A new class of hearing aids
A hearing aid is a device worn around the ear that makes desired sounds more audible for people with hearing loss. Hearing aid devices include a microphone, amplifier and miniature loudspeaker to make sounds louder. Traditionally, hearing aids have been accessible only with professional services provided by a licensed hearing aid dispenser or audiologist.
In 2017, the FDA Reauthorization Act designated a new class of hearing aids available over the counter to increase the accessibility and affordability of hearing aids for U.S. adults who believe they have mild to moderate hearing loss. These OTC hearing aids could be purchased without a medical evaluation by a physician or a fitting by an audiologist.
Before publishing the final rule, the FDA reviewed over 1,000 public opinions during the open comment period. The final ruling takes into account a variety of comments related to maximum sound output, product labeling and user controls. Implementation of these regulations is a year overdue, largely because of the COVID-19 pandemic.
Pharmacists will play a key role in OTC hearing aid sales. For one, pharmacies are more accessible to Americans than audiology practices. Audiologists tend to be located in metropolitan areas with higher incomes, younger populations and greater insurance coverage, along with a smaller proportion of people who need hearing aids most – namely, older adults. In contrast, nearly 90% of Americans live within 5 miles of one of the more than 61,000 community pharmacies nationwide.

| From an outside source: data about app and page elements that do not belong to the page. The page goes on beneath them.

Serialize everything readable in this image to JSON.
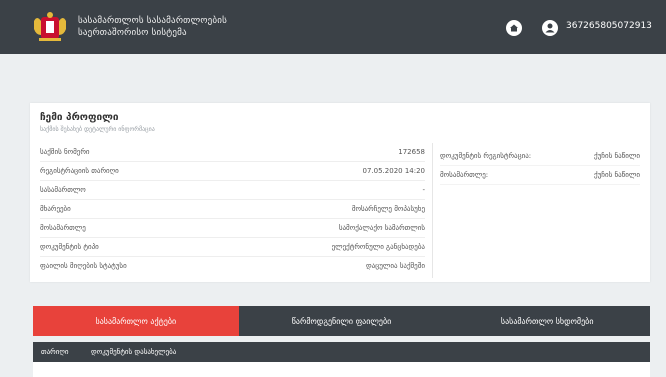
{
  "header": {
    "brand_line1": "სასამართლოს სასამართლოების",
    "brand_line2": "საერთაშორისო სისტემა",
    "user_id": "367265805072913"
  },
  "card": {
    "title": "ჩემი პროფილი",
    "subtitle": "საქმის შესახებ დეტალური ინფორმაცია",
    "rows": [
      {
        "label": "საქმის ნომერი",
        "value": "172658"
      },
      {
        "label": "რეგისტრაციის თარიღი",
        "value": "07.05.2020 14:20"
      },
      {
        "label": "სასამართლო",
        "value": "-"
      },
      {
        "label": "მხარეები",
        "value": "მოსარჩელე მოპასუხე"
      },
      {
        "label": "მოსამართლე",
        "value": "სამოქალაქო სამართლის"
      },
      {
        "label": "დოკუმენტის ტიპი",
        "value": "ელექტრონული განცხადება"
      },
      {
        "label": "ფაილის მიღების სტატუსი",
        "value": "დაცულია საქმეში"
      }
    ],
    "right_rows": [
      {
        "label": "დოკუმენტის რეგისტრაცია:",
        "value": "ქუჩის ნაწილი"
      },
      {
        "label": "მოსამართლე:",
        "value": "ქუჩის ნაწილი"
      }
    ]
  },
  "tabs": [
    {
      "label": "სასამართლო აქტები"
    },
    {
      "label": "წარმოდგენილი ფაილები"
    },
    {
      "label": "სასამართლო სხდომები"
    }
  ],
  "table": {
    "col1": "თარიღი",
    "col2": "დოკუმენტის დასახელება"
  },
  "colors": {
    "header_bg": "#3b4147",
    "accent": "#e8423b"
  }
}
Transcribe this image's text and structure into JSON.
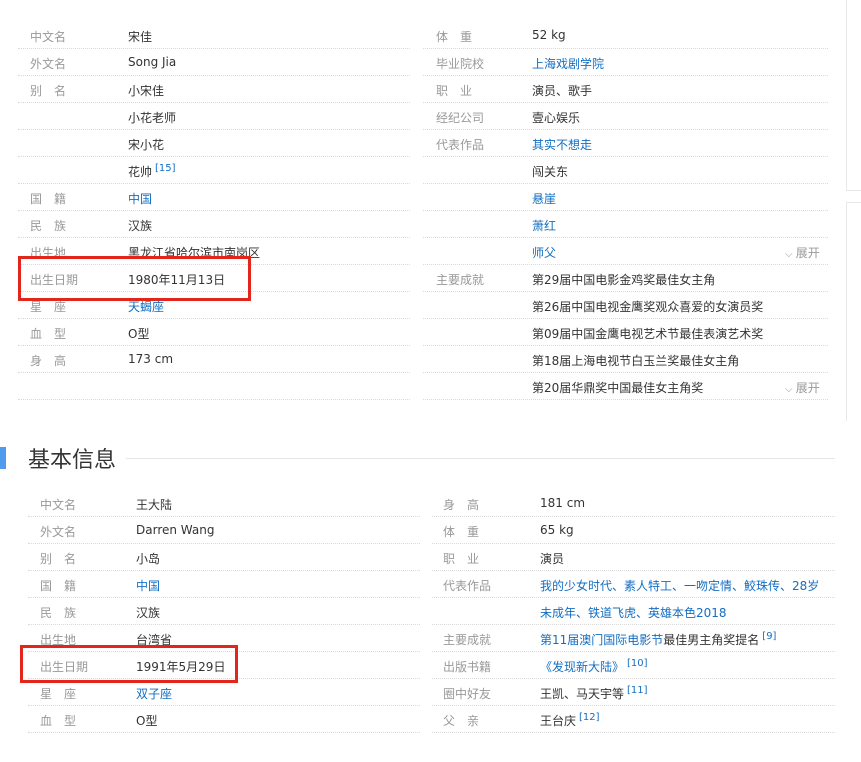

The ruling will also help get hearing aids into patients’ ears more quickly. It typically takes an average of four to five years after people recognize their hearing loss before they see a health care provider, and sometimes an additional six years to obtain a hearing aid device. With this new law, people will be able to purchase OTC hearing aids as soon as they become aware of their hearing difficulties.
OTC hearing aids will offer a do-it-yourself approach to addressing hearing loss. For example, people might be able to use a smartphone app to measure and adjust the hearing aid to best fit their hearing needs. Traditional hearing aids require a professionally administered hearing test and technical features that may allow more customized fine-tuning.